Almost 900 children under the age of 12 have tested positive for HIV in Pakistan after being treated by a doctor who allegedly reused infected syringes.
At first, the outbreak was blamed on Dr. Muzaffar Ghanghro, one of the cheapest and thus most popular pediatricians in the city of Ratodero. He was arrested and charged with negligence and manslaughter after being accused him of frequently reusing syringes on children.
Some parents noticed Dr. Ghanghro “rummaging through a bin” for needles to use on their children. When the story broke, many of them turned out to be HIV positive, with some of them dying.
About 200 adults have also tested positive for HIV since the epidemic in Ratodero was confirmed in April, although Dr. Ghanghro still claims he is innocent and says he has never reused syringes.
He is currently working as a GP at a government hospital, after renewing his medical license.
Now health officials say it’s unlikely the doctor was the sole cause of the outbreak. Many say reusing syringes and IV needles is common in Ratodero.
Unhygienic practices, such as using one razor to shave different customers in barbershops or not sterilizing dentists’ tools, are widespread in Pakistan. Health officials agree that they are one of the main reasons for the country’s surging HIV rates.
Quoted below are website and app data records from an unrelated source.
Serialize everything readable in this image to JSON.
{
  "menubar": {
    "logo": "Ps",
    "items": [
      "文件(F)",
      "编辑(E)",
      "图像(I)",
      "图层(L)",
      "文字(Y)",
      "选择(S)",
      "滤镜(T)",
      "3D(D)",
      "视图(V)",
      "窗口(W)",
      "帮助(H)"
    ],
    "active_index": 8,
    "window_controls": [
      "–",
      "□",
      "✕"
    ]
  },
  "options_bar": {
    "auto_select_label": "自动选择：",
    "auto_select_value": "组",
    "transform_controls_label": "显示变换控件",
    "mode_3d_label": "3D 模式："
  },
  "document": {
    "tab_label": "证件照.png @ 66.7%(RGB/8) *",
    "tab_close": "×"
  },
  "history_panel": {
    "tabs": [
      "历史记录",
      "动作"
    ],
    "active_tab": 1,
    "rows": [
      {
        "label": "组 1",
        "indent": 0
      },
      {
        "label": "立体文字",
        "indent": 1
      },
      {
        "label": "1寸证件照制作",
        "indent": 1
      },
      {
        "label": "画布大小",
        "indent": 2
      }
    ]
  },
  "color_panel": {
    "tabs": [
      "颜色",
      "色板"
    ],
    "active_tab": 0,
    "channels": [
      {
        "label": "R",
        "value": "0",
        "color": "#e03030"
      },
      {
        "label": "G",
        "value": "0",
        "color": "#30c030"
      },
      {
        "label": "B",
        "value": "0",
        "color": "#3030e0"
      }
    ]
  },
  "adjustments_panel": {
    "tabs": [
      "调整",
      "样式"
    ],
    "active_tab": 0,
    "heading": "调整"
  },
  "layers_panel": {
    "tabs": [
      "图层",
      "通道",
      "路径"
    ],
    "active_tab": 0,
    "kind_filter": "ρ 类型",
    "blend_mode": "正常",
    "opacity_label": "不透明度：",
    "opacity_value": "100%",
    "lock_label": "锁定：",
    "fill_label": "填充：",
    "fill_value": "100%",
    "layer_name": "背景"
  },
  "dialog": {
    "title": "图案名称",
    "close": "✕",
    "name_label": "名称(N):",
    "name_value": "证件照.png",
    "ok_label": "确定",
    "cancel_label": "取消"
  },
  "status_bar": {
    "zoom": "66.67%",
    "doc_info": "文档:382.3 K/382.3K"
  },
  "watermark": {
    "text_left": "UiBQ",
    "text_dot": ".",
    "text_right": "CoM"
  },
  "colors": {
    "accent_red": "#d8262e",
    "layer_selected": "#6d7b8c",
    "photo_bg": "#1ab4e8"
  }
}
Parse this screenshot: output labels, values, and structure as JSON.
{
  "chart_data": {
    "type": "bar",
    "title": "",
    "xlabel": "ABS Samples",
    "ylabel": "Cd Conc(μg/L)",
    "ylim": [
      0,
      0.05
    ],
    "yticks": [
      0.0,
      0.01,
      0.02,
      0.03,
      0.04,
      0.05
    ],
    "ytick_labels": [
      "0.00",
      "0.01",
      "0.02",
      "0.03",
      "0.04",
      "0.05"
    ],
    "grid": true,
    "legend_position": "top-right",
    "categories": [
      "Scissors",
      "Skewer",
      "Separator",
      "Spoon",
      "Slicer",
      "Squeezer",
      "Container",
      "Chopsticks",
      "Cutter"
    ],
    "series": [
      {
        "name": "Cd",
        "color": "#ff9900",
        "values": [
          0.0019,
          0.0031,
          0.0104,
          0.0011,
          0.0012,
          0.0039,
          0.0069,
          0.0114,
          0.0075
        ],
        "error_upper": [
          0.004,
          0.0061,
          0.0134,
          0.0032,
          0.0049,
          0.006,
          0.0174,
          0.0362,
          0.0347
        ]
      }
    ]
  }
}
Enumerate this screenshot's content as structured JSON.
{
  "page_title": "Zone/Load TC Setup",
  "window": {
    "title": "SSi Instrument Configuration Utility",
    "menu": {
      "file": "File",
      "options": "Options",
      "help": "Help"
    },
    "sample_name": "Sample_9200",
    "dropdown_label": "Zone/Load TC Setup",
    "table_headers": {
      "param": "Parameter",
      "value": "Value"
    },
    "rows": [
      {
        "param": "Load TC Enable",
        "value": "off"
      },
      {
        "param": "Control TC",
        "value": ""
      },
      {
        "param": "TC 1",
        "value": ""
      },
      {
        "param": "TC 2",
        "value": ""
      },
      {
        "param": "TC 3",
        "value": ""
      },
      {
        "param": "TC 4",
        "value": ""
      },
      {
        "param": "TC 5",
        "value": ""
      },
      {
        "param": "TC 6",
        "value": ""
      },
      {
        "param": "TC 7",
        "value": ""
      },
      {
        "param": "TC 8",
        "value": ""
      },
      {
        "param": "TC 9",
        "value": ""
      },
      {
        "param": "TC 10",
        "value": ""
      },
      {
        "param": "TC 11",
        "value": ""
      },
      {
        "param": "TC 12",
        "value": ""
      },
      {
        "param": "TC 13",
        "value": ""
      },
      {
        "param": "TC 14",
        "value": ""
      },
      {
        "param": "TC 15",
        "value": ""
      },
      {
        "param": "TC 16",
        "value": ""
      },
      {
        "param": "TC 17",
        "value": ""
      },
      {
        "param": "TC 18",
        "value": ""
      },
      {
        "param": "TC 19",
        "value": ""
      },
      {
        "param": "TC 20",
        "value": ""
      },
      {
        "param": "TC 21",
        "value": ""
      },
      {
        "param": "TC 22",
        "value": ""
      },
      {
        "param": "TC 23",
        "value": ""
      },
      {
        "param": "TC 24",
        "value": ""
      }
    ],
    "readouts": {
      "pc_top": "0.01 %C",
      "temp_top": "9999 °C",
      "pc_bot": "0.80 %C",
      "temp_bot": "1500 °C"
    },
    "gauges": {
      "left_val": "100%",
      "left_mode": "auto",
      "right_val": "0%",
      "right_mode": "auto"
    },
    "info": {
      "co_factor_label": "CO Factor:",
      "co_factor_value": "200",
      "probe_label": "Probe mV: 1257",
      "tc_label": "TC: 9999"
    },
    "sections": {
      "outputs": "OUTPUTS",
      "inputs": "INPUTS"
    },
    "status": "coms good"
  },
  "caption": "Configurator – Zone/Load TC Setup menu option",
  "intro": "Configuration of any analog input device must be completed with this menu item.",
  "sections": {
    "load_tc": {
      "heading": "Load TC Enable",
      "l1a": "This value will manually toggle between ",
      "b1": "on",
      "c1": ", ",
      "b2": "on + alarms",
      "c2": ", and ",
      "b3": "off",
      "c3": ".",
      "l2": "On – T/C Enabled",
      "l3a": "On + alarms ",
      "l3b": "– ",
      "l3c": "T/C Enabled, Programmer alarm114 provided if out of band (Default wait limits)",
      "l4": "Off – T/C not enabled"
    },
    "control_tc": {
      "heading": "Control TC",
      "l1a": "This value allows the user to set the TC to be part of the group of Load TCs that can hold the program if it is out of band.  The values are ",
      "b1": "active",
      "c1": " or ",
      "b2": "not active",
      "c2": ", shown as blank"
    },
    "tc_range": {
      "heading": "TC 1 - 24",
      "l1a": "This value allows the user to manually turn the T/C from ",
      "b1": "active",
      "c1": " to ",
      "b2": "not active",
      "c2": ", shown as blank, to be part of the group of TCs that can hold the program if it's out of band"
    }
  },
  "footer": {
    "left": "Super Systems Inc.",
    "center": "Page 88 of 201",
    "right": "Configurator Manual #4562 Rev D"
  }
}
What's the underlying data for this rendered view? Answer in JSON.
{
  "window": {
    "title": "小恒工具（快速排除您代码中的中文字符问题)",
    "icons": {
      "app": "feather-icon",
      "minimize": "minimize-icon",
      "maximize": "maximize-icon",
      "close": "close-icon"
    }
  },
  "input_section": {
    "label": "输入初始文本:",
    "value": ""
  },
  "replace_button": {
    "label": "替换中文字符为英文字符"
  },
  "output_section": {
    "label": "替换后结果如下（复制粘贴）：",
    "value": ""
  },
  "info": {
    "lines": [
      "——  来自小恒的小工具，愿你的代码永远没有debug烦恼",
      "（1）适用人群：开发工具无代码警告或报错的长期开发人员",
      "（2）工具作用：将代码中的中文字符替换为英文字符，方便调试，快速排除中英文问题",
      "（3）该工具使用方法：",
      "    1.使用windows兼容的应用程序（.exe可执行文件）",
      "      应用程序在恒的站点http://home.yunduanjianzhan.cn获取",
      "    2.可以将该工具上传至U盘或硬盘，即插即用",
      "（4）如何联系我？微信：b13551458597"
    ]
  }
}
At least 35 children have died in Ratodero since April 25, with health officials fearing the real number of those living with the virus could be far higher than the 1,112 cases confirmed so far: less than a quarter of the city’s 200,000 residents have been tested so far.